Tuesday, 3 March 2015

This is not goodbye...

As some of you may or may not know, on Thursday the 5th of March 2015, I’m off on a solo backpacking adventure to Southeast Asia. 

Although I’ve been gearing towards it for months now, its been a long time coming and suddenly the time has arrived! I don’t have a huge amount to spend so I am hoping for a good couple of months out there before I return to the UK. 

I’m starting in Vietnam and am hoping to see at least Cambodia and Thailand as well. Anywhere else would be a bonus! 

As my time will mostly be taken up with travelling, sight-seeing and maybe even soul-searching, I will not be able to maintain reviewing and blogging so I am taking a little break. I’ll still be reading whilst I’m away though, as I’ll definitely need some literary company during my down time. I’ve been battling over which of my own books to take, especially as I recently received a bundle from publishers last month.

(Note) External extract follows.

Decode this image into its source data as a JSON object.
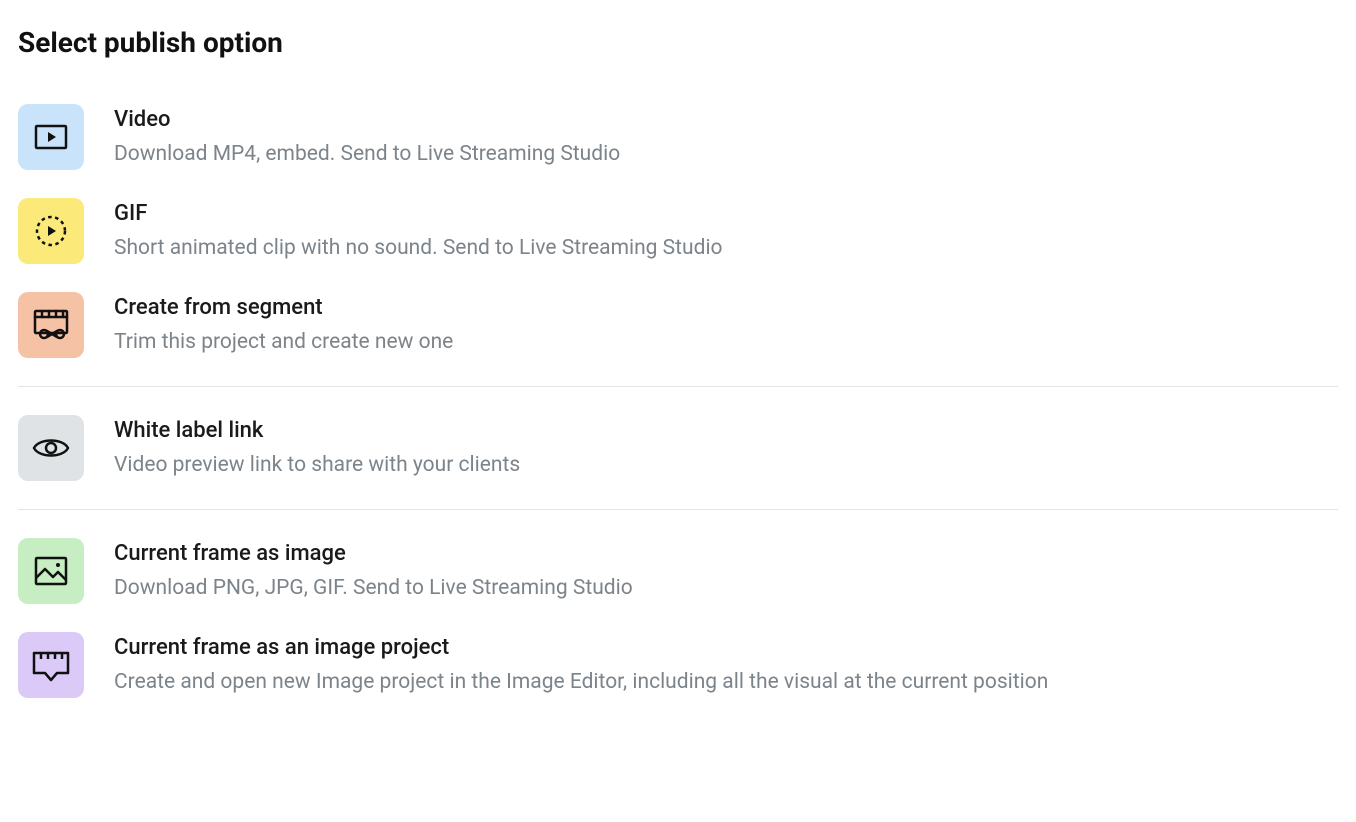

However I wouldn’t be able to bring them home, so I’ll probably opt from some charity shop bargains donated by my lovely Nan! Also, I’m sure I won’t be able to resist a couple of airport purchases if I have a bit of pocket money to spare! 

I also have two e-reader apps on my phone, so as long as I have sufficient battery, I’ll be able to catch up on some of those e-book buys that I never seem to find the time to read. 

Whilst I’m there, I would love to see what Southeast Asia has in terms of book culture, and hopefully I’ll have some interesting articles other than reviews to post when I come back. I don’t know what the near future holds for me, especially as I am going completely out of my comfort zone, but it can only serve to broaden my horizons. 

Even if I don’t get to do much reading, my love of books will continue and I have plenty of great novels waiting for me when I get back. So this is not goodbye. This is just my last post for a while. I will be blogging again when I come home after what will hopefully have been a life-changing experience and hopefully with some of my own stories to tell!

Sunday, 1 March 2015

The Insect Farm by Stuart Prebble

It wasn’t just the arresting cover image that drew me towards reviewing this book (although the bloody butterfly on the Alma books addition is certainly quite striking). It was more the promise of a psychological drama centring around something as innocuous as an insect farm which really intrigued me. 

The focus of the story is on two brothers who are each consumed by an obsession. Jonathan is head over heels in love with his girlfriend Harriet, and he fights on a daily basis to control the jealously he feels when her beauty and talents are admired by more than just him. His older brother Roger’s obsession is the infect farm he has built from scratch in their parents shed which houses millions of tiny insects. 

Following the sudden and mysterious death of their parents, Jonathan’s life is altered forever when he is forced to return from university (away from his beloved Harriet)  to take on the full time care of Roger, who lives in his own little world. 

If that wasn’t earth-shattering enough, another violent death affects them and turns Jonathan’s regular routine upside down as he tries to save face with police and his acquaintances, all the while Roger seems oblivious to anything but his insect farm. 

A tense psychological drama was promised in the press release and it seriously surpassed all my expectations in its delivery. Jonathan and Roger were so well depicted and their relationship is a touching and multifaceted one that fuels the emotive side of the story. 

To me, they almost stopped being characters and became real people, with a genuine Jonathan accounting events from his (and Roger’s) lives. Being told from Jonathan’s perspective you really become absorbed in his feelings; the worry, the doubt, the desperation; which adds to the story even more.

With Roger’s character, the book touches on the issue of mental health. However I thought that rather than having a set message played out using the theme of mental health, the subject is more explored through Roger’s character, his interaction with the world around him and his relationship with his brother throughout the events that occur; all of which were tactfully and artfully portrayed in the prose. 

The more disturbing trials in the book are all cleverly plotted to the add tension, uncertainty and suspense that really made this book unputdownable. The Insect Farm is a brilliantly devised novel fraught with drama and originality that will captivate any reader willing to give this book a chance.